1838 – Born on the 3rd of December in New York City.
– He grew up in a prosperous merchant family in New York City.
1857 – He excelled in mathematics and chemistry, and graduated from the Free Academy.
– He then taught engineering for two years at the University of Michigan while at the same time
studying astronomy under Franz Brunnow at the University.
1868 – He was hired by the Cincinnati Astronomical Society, however, the organization lacked funding and
Abbe lost his job less than a year later.
1870 – He established the U.S. Weather Bureau and inaugurated the use of daily weather forecasts.
– In recognition of his work, he was often known as Old Probability for the reliability of his forecasts
and was appointed the first head of the new service.
1871 – He personally gave the first official weather report and he continued to forecast alone for the next
six months, while simultaneously training others.
– He was joined by two army lieutenants and a civilian professor in giving reports, and the team was
then able to rotate the heavy workload.
1872 – He regularly sent over five hundred sets of daily maps and bulletins overseas in exchange for
European meteorological data.
1883 – He convinced North American railroad companies to adopt his time zone system.
1884 – He recognized that predicting the weather required a widespread, yet coordinated, team.
– He enlisted twenty volunteer weather observers to help report conditions.
– He selected data-collecting instruments that would be critical to the success of weather predicting,
and trained Army observer sergeants in their use.
1912 – The Royal Meteorogical Society presented him with the Symons Memorial Gold Medal, citing his

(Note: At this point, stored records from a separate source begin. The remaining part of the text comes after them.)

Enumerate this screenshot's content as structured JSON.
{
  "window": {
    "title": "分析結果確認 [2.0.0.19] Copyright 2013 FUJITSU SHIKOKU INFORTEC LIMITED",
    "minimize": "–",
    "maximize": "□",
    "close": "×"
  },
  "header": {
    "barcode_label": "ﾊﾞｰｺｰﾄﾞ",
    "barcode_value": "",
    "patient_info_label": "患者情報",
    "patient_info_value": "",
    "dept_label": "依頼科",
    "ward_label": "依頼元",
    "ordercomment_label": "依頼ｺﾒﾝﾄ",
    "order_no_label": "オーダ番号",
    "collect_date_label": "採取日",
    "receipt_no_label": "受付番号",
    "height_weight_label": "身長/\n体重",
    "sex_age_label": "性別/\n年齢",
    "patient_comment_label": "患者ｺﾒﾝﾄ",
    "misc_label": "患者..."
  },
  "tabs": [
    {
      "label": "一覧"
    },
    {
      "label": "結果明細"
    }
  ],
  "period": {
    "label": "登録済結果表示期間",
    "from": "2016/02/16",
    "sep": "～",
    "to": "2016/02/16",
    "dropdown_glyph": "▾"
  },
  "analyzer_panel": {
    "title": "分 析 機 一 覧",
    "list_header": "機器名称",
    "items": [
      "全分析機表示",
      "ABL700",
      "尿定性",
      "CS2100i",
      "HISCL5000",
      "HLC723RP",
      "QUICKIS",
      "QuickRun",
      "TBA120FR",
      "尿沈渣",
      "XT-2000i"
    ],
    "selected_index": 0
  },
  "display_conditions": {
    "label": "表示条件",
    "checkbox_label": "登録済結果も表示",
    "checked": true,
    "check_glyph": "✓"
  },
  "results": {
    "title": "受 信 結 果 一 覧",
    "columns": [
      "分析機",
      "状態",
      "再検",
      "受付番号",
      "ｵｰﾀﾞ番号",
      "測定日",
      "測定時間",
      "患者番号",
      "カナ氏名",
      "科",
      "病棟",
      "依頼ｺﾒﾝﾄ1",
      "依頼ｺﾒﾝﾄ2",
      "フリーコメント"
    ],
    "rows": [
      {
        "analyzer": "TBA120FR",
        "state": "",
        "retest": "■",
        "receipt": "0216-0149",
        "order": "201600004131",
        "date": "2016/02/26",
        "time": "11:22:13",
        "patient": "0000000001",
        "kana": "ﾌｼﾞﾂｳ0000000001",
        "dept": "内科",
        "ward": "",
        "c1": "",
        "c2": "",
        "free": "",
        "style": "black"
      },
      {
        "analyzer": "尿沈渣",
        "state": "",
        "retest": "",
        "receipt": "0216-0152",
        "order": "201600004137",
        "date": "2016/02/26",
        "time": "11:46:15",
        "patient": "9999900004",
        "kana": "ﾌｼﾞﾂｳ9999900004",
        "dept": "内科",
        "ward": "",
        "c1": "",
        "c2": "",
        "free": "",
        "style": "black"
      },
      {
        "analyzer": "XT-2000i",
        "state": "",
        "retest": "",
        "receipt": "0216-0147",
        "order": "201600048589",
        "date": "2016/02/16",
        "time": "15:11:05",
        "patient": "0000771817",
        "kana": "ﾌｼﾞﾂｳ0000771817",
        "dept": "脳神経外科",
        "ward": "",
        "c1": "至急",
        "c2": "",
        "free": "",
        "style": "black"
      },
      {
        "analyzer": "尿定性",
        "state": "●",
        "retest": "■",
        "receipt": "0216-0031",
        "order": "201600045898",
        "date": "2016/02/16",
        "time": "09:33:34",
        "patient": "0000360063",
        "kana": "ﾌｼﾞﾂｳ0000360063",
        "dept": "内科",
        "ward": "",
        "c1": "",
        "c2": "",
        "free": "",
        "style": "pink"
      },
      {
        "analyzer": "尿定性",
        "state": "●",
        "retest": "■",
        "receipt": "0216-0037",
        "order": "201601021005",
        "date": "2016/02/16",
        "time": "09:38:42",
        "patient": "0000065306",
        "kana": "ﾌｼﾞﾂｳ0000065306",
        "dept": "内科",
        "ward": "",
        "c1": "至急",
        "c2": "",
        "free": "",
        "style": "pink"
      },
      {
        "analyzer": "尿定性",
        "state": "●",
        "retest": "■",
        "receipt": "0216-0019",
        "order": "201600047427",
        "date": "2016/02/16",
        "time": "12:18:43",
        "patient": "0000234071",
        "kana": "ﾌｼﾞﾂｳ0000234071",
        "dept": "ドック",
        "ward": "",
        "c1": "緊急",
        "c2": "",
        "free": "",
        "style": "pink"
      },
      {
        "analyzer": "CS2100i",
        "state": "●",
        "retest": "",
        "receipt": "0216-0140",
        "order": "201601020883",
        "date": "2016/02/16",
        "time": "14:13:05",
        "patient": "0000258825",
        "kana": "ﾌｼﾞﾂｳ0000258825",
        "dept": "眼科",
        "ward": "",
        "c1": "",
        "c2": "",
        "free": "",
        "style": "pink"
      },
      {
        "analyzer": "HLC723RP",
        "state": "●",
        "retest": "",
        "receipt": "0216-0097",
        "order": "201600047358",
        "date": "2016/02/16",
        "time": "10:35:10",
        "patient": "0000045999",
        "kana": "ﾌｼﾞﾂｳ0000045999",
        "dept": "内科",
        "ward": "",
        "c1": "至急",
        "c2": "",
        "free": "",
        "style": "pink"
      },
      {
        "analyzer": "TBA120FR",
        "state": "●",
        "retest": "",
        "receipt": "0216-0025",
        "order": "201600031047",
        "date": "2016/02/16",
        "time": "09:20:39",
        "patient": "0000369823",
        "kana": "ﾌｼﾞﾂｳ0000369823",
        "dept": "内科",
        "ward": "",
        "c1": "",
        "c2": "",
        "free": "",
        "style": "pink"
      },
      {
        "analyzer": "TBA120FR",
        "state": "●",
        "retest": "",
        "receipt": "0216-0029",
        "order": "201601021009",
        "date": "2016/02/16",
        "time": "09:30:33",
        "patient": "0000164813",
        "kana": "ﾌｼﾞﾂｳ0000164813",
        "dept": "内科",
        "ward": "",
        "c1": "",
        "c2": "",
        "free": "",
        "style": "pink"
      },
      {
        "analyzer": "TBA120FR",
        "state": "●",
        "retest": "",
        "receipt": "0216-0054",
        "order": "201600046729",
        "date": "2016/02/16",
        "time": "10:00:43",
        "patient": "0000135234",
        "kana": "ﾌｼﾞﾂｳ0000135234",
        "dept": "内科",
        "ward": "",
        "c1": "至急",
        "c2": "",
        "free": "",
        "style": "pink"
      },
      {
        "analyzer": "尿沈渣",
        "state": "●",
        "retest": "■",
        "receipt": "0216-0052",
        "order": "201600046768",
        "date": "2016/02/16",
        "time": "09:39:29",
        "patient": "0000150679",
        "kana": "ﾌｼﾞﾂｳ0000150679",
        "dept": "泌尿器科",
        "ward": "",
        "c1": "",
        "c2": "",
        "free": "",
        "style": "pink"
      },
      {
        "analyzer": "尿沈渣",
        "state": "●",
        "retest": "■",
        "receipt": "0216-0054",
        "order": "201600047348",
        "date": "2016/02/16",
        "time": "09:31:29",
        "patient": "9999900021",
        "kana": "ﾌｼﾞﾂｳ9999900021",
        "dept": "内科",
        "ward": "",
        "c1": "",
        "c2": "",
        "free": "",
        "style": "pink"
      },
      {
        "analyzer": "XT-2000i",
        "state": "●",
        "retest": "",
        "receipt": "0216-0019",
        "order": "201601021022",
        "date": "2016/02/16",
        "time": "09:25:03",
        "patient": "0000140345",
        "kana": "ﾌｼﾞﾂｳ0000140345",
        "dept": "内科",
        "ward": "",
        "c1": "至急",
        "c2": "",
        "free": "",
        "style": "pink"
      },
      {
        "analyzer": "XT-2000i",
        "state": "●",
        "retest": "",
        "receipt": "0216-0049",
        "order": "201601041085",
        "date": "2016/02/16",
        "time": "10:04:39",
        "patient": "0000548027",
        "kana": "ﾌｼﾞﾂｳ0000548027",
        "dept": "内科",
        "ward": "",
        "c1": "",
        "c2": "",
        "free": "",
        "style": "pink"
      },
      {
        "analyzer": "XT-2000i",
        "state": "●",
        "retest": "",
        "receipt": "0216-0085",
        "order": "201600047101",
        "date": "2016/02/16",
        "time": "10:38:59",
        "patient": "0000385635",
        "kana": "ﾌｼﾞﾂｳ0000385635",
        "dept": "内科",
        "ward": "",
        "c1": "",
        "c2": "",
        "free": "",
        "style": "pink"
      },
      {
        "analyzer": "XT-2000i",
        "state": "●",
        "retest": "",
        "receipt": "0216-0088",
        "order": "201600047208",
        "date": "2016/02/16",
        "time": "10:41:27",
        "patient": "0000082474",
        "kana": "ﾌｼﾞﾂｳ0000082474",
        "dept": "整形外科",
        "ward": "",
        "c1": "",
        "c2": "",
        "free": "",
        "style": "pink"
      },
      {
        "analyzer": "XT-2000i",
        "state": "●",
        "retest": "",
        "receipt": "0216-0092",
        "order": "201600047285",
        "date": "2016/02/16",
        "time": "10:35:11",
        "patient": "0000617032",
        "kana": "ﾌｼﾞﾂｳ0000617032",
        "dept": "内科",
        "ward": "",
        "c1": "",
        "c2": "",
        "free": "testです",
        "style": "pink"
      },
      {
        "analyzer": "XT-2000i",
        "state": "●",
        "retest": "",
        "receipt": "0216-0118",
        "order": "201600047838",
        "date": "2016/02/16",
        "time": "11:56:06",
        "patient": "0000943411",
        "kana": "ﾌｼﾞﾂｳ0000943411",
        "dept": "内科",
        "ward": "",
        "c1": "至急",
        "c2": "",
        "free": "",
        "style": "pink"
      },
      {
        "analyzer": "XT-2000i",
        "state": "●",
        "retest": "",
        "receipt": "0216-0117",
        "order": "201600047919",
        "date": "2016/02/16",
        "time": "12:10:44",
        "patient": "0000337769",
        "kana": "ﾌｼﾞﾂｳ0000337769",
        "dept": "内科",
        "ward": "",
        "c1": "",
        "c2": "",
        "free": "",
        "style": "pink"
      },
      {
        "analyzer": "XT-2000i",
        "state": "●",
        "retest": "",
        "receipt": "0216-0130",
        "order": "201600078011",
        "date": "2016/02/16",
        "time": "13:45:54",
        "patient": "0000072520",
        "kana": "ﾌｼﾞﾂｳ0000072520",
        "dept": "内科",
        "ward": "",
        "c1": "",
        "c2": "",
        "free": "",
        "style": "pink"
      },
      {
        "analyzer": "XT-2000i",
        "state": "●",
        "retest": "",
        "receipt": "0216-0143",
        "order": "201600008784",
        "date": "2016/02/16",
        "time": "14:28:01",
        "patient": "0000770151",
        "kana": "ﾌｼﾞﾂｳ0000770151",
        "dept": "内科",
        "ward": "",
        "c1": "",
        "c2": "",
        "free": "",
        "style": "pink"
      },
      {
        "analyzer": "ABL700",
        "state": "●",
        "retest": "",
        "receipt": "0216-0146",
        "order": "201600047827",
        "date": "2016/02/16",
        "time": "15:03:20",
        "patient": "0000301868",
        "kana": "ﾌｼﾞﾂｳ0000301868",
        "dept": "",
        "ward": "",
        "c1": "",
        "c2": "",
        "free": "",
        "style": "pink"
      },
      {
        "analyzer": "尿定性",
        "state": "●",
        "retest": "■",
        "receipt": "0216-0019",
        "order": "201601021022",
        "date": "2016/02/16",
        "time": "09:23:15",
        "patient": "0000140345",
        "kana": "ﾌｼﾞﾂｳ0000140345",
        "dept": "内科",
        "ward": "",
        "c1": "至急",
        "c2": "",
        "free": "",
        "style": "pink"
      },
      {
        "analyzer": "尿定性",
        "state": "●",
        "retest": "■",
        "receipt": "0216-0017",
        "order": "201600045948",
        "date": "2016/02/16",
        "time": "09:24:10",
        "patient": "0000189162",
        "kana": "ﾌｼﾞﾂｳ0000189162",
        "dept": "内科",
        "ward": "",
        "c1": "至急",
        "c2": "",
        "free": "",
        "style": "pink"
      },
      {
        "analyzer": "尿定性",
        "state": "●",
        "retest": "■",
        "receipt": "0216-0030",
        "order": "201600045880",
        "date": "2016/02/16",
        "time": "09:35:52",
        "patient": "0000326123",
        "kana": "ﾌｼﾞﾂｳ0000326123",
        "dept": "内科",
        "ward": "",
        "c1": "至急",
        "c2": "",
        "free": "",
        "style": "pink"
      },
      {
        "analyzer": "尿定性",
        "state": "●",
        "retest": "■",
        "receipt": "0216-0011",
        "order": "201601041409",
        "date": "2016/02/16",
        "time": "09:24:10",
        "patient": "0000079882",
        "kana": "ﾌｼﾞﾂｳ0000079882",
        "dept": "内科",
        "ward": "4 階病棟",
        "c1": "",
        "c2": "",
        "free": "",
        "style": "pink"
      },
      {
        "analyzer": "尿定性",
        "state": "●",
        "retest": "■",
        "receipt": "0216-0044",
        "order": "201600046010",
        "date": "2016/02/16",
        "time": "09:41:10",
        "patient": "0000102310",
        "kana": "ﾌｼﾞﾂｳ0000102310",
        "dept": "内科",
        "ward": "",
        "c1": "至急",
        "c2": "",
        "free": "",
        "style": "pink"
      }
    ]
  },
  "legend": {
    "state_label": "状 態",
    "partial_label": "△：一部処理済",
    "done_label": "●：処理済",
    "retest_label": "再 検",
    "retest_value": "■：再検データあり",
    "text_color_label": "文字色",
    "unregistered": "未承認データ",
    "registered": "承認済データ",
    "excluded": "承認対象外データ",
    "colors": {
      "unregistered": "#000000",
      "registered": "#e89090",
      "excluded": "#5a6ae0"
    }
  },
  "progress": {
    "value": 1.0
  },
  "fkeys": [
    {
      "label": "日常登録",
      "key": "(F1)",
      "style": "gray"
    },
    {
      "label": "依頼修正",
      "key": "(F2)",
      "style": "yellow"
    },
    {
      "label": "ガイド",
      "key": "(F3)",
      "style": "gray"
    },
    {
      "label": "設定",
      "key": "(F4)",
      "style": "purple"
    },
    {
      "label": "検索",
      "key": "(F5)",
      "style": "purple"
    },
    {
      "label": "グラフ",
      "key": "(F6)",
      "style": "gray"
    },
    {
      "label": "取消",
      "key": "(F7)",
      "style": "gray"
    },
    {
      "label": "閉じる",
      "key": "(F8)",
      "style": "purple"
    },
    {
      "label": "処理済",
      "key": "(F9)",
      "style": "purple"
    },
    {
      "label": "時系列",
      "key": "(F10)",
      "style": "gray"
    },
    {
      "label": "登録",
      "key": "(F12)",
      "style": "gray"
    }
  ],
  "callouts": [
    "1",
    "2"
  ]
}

contribution “to instrumental, statistical, dynamical, and thermo dynamical meteorology
1916 – He died on the 29th of December in Chevy Chase, Maryland, after a lifetime of outstanding